By Cathy Nelson
HOT SPRINGS - Security has been stepped up at the Fall River County Courthouse. If you enter the courtroom, that is located on the second floor of the courthouse, be prepared to walk through a metal detector. A deputy will be present to man the machine. A basket will be present where you place your keys, phone and any other metal items that could set off the alarm.
“It’s just like the airport,” said Lyle Jensen, who is courthouse Maintenance Supervisor, “if the alarm sounds, the person has to go through the detector again and remove the item that sets off the alarm. If a person leaves the court and then returns, they also must go through the detector again.”
About two years ago the 7th Circuit Court judge requested that the county conduct a Homeland Security study. As a result of the study, three security components have been added to the courthouse. First, electric door locks were installed on the outside of the courthouse doors. The cost was $13,000, but the county did not have to pay for the locks due to a homeland security grant that paid 100 percent of the cost.
Next to be installed were bullet-resistant panels that were placed around the judge’s desk and the clerk’s desk. The cost for that project was $2,000. A matching grant paid 50 percent.
Then, about a month and half ago, the metal detector was set up outside the courtroom door. The cost was a little over $4,000, but a 50 percent matching grant helped pay for it.
A deputy and a maintenance person have been manning the detector on court days, but on November 20, the County Commissioners approved the hiring of a deputy for $18,000 for the sole purpose of running the metal detector when court is in session.
Cathy Nelson/Fall River County Herald

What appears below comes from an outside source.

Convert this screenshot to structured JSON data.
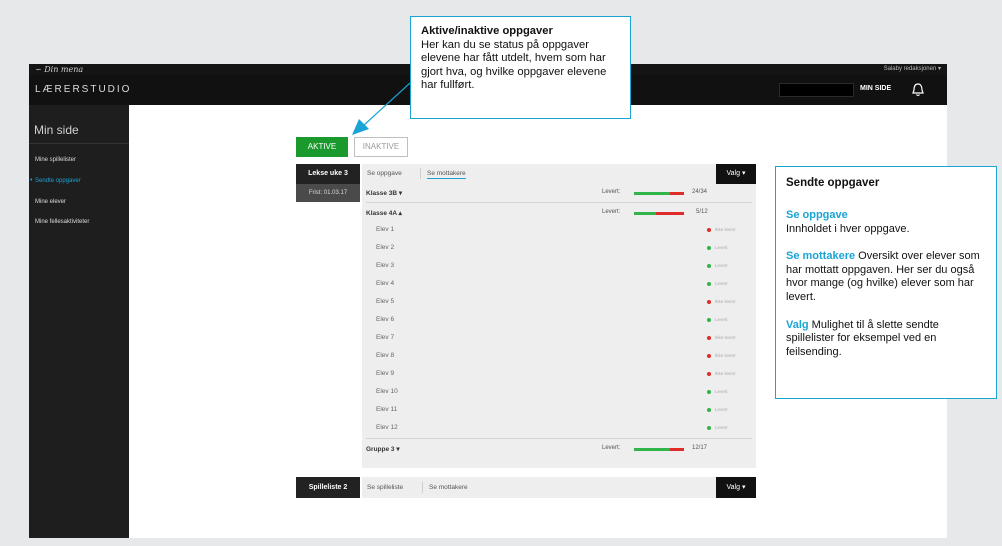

Fall River County Commissioner Joe Falkenburg walks through the recently-installed metal detector on the way into the county courtroom, where the county commissioners meet twice a month.